The dragon has finally awoken.

In Sunday night's episode of Game of Thrones, Daenerys mercilessly unleashed her wrath on the innocents of King's Landing, marking one of the most disturbing turns in the series' history. But while many fans were dismayed by Daenerys' perceived swerve in "The Bells," the flight of the Mad Queen was actually a return to the sort of complexity that has made Game of Thrones such an enduring story — a complexity it has often lost along the way.

Since Thrones' debut, Daenerys' storyline has been willfully misinterpreted as "empowering," despite warning signs that she is not the one-note heroine some people yearn for. Construing Daenerys as a stand-in for all female leaders has in fact always been a mistake. As the "previously on Game of Thrones" recap before "The Bells" reminded viewers, her turn toward tyranny has been in the making since the very first season, rooted in the echo of her brother Viserys' threat: "You don't want to wake the dragon, do you?"

Even Daenerys' earliest flirtations with power were deeply unsettling. The first sign that something was off in her judgment came during season two, when Daenerys ordered her handmaiden Doreah and the merchant Xaro to be locked alive in a vault after the pair conspired to betray her to the Warlocks of Qarth. Daenerys' uncompromising sense of "justice" has remained a constant ever since, from the Sack of Astapor, when she ordered every un-enslaved man in the city killed, to shrugging off her advisers and demanding the crucifixion of the Great Masters of Meereen. The books are often even more direct in tipping the hand than the TV series:

That Daenerys is not "pure good" makes her a far more compelling character, though, just as her many positive attributes make her turn in "The Bells" all the more tragic. After all, Game of Thrones was never supposed to be a story about the battle between the so-called forces of good and evil. As creator George R.R. Martin has frequently expressed, Thrones is much more about how that conflict takes place in individual hearts: "In real life," he has insisted, "the hardest aspect of the battle between good and evil is determining which is which." Daenerys, then, represents a choice all leaders have to make: to rule by earning love or by instilling fear. With the former failing, Daenerys resorts to the latter in "The Bells," a decision we've seen her inch closer and closer toward with every season.

Game of Thrones has nevertheless struggled to produce genuinely complicated and believable antagonists, often falling on the crutch of "pure evil" characters like Euron or the Night King. Daenerys' creep toward tyranny, by contrast, has been downright subtle, and you might be forgiven for missing it at all. Yet while her flight in "The Bells" was shocking, it was also evidence of careful writing — and admittedly, "careful writing" has been something of a rarity in the otherwise clumsy scripts as of late.

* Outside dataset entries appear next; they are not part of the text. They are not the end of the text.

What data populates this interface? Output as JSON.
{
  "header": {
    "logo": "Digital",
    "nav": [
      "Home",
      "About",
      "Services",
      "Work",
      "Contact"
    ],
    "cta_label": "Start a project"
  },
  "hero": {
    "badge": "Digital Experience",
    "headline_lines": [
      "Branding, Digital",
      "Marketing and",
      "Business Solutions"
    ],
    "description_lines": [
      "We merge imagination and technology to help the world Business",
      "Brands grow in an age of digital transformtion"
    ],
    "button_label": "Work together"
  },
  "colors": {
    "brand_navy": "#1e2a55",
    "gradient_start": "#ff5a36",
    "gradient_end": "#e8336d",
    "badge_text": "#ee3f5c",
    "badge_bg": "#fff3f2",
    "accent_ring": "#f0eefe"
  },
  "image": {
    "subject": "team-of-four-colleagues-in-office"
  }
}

Rather than signposting Daenerys' flaws in neon, her most concerning inclinations have been patiently stoked. Keep in mind that Bran's vision of a lone dragon over King's Landing and Daenerys' vision of the Red Keep's ruined throne room came way back in season four. Her arc was long-planned, not a last-minute shark-jump by the showrunners.

(Season three | Game of Thrones | HBO)


(Season eight | Game of Thrones | HBO)

Unfortunately, the poor writing throughout Thrones' eighth season did nothing to help reinforce the climax in "The Bells," and I am sympathetic to frustrations with how the flip from "the Dragon Queen" to "Mad Queen Daenerys" was ultimately executed. That is to say nothing of the bad writing of the men surrounding her, who irritatingly seem to have no problems with their own moral compasses. It is indeed disappointing that Daenerys' embrace of tyranny can be written off as inevitable, the product of a "taint" (as Ser Barristan calls it) in her blood. I don't think we're supposed to see Daenerys as literally "mad," though; we've followed her descent into desperation over multiple seasons. While we are horrified by her decisions, we should at least be able to understand why she is making them.

Still, if Daenerys were to have simply defeated Cersei and won the Iron Throne in "The Bells," the show wouldn't have been worth watching. The "heroic one-dimensional woman leader" narrative thrust upon Daenerys would have been unbearably patronizing in the case of her simply becoming "the Good Queen" to Cersei's bad. But Thrones has never been about one-note characters (despite its propensity to occasionally write them), just as it has never been a show remotely interested in doing what is most expected of it.

Daenerys' story is messy and sad, complicated and also entirely understandable. It is achingly, tragically, recognizably, and horrifically human, with the death of the innocents of King's Landing a thin atom bomb allegory. In that particular historical parallel, too, we might have thought we knew who the "good guys" were supposed to be. But when the ash settles, as Game of Thrones reminds us, the truth is always far more complicated.